A significant sighting occurred during a Lenten-focused effort that spawned a moratorium on negative news until after Easter Sunday – Trenton runs on BS.
Members of the media and locals are wasting a lot of time with politicians who are constantly fighting. It’s hard to imagine people actually watching Trenton City Council meetings on websites. Such behaviors are recorded as time spent recklessly though such indulgences represent life in the state capital.
While most people have no definitive idea of the government work performed by Mercer County Commissioners, it is difficult to identify the accomplishments or initiatives of City Council members.
With At-large Councilman Jerell Blakeley stepping down and former colleague Santiago Rodriguez promising an exodus from politics in June, Trenton’s Good Ship Lollipop is taking on water and waiting for born suckers daily.

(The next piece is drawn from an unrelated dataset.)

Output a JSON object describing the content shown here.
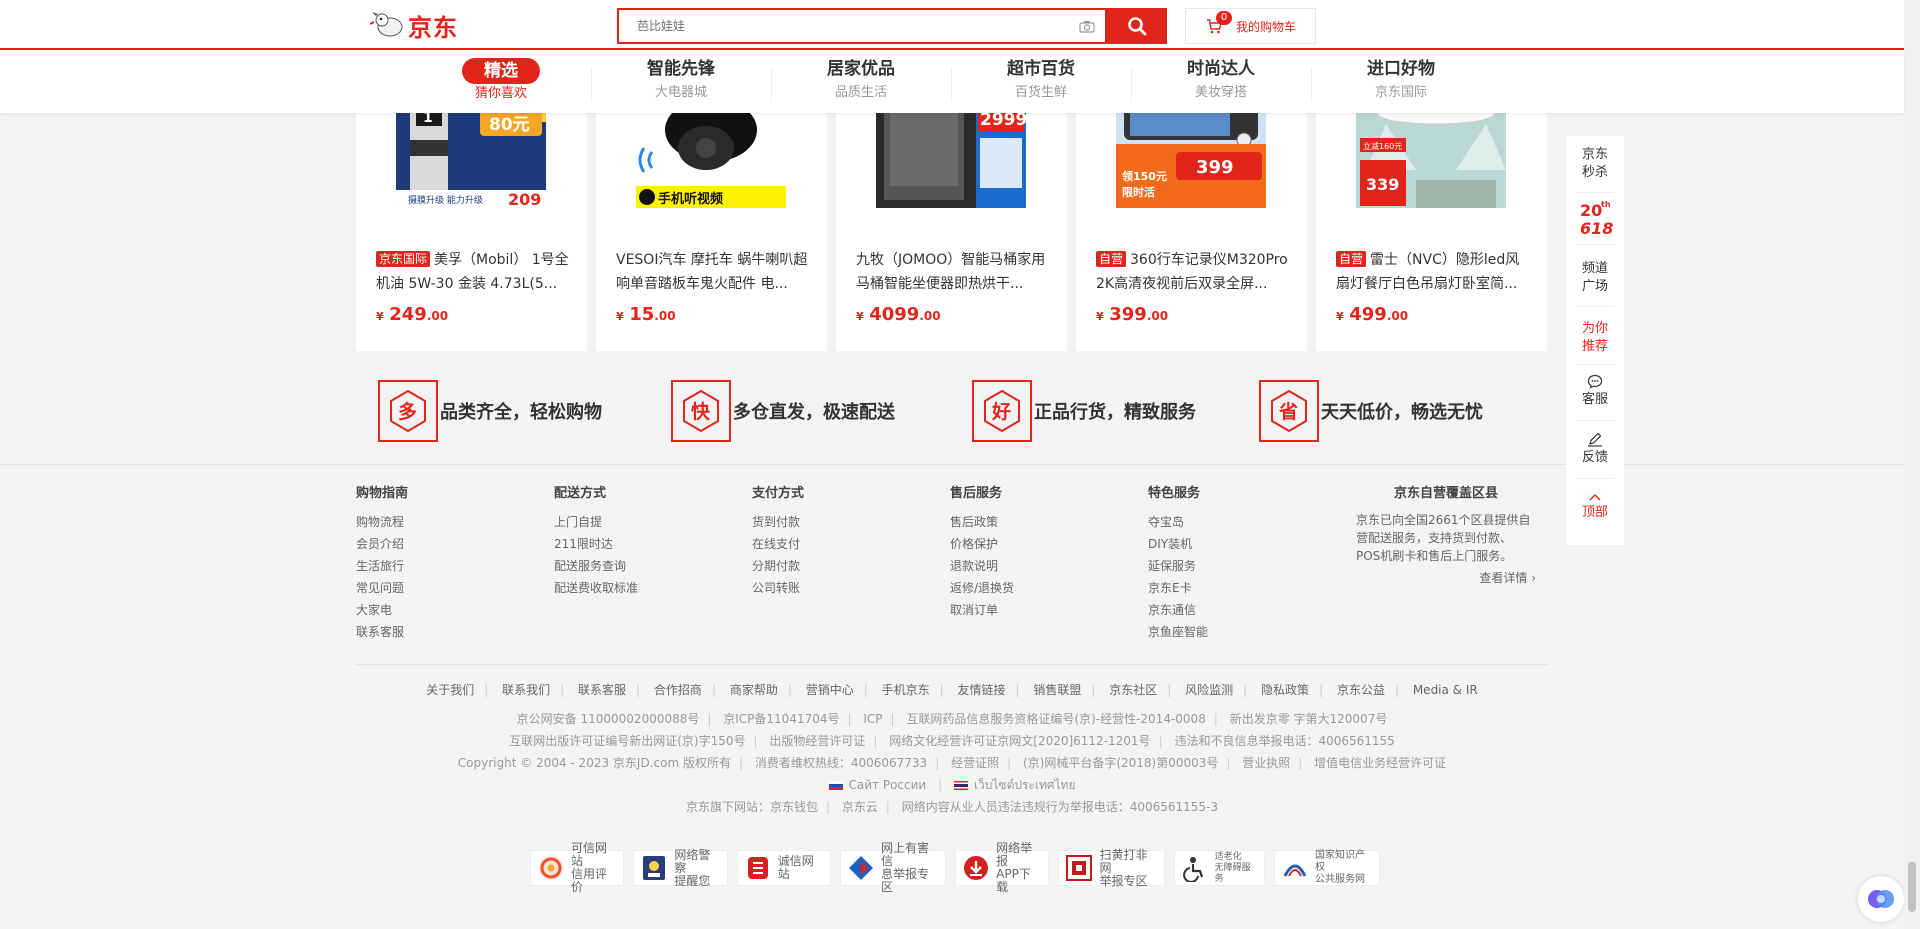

If more city residents paid attention to their street, Trenton could benefit from significant and immediate improvements. Instead, personal issues between politicians take center stage as one of real-life’s worst soap operas plays on what seems like a loop.
By the way, keep those positive stories coming. The death of newspapers reinforces the inability of the shrunken print media to cover all aspects of the community, not just bloody ledes and gutted political agendas.
Trenton needs a shift in focus to the issues that matter. Until the townspeople embrace the plague, education, a post-pandemic world, poverty, violence, alcoholism, and now the arrival of legalized marijuana use, eh well, expect more of the same shit on different days.
Trenton residents should take an interest in marijuana and its impact on law enforcement. While weed proponents frequently point out pot’s alleged “harmless” effects, we should be smart enough to know that secondhand marijuana smoke impacts the well-being of children.
As the legal use of marijuana grows, we need to create similar rules and laws created to protect people from second-hand tobacco smoke.
Child protection isn’t talked about much as politicians tout marijuana legalization as the key to Trenton’s future. Anyone who believes that marijuana sales offer a better chance than education for improving Trenton, well, they should ditch the sauce.
Thus, the moratorium on Mayor Gusciora and political leaders created a new environment, interested in positive people and events in the city.
This alteration continues in my last eight months here – expect less politics and more people. Of course, criticism will continue when warranted, though many valid observations are ignored by political leaders.
Except for the anecdotal stories told over the decades, our current political leaders show minimal accomplishments. With seven months to go for this group of municipal leaders, time and effort are turning to community issues.
In fact, some items require immediate attention. Imagine no newspaper reports about the death of the Trenton police sergeant. Limmie Caver or the death of black golf pioneer Bobby Mayes.
This is a positive event for residents of the Trenton area.
The Trenton Free Public Library will host a discussion on the meaning of freedom and equality during the Revolutionary War – and today – for African Americans.
TFPL includes a “living museum” featuring students from Sprout U School of the Arts describing African-American life during the Revolutionary War and sharing insights into the meaning of the revolution for slaves during this free community event.
Visitors will take home a copy of “Answering the Cry of Freedom” – the book that inspired this event – and meet author Gretchen Woelfle. The event is funded by a grant from the New Jersey Council for the Humanities to the Old Mill Hill Society.
Let’s forget about politics for several months and focus on building a government for the people and by the people.
LA Parker is a Trentonian columnist. Find him on Twitter @LAParker6 or email him at [email protected]